YOUR OBJECTIVE. Omitting all pictures, retype the entries below exactly as given.

*** Block opens ***

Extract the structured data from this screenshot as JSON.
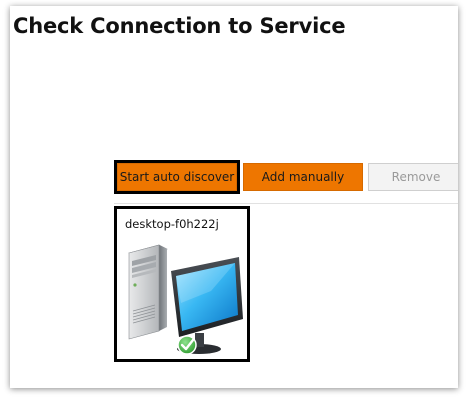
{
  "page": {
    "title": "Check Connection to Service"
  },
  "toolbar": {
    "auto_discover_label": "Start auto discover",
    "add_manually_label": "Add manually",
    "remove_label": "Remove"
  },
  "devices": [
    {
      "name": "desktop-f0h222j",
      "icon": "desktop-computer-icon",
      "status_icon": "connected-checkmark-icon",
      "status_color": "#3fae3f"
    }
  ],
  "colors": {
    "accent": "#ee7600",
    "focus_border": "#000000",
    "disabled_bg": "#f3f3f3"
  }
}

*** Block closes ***

ANSWER TO THIS PROBLEM.
Extract the structured data from this screenshot as JSON.
{
  "page": {
    "title": "Check Connection to Service"
  },
  "toolbar": {
    "auto_discover_label": "Start auto discover",
    "add_manually_label": "Add manually",
    "remove_label": "Remove"
  },
  "devices": [
    {
      "name": "desktop-f0h222j",
      "icon": "desktop-computer-icon",
      "status_icon": "connected-checkmark-icon",
      "status_color": "#3fae3f"
    }
  ],
  "colors": {
    "accent": "#ee7600",
    "focus_border": "#000000",
    "disabled_bg": "#f3f3f3"
  }
}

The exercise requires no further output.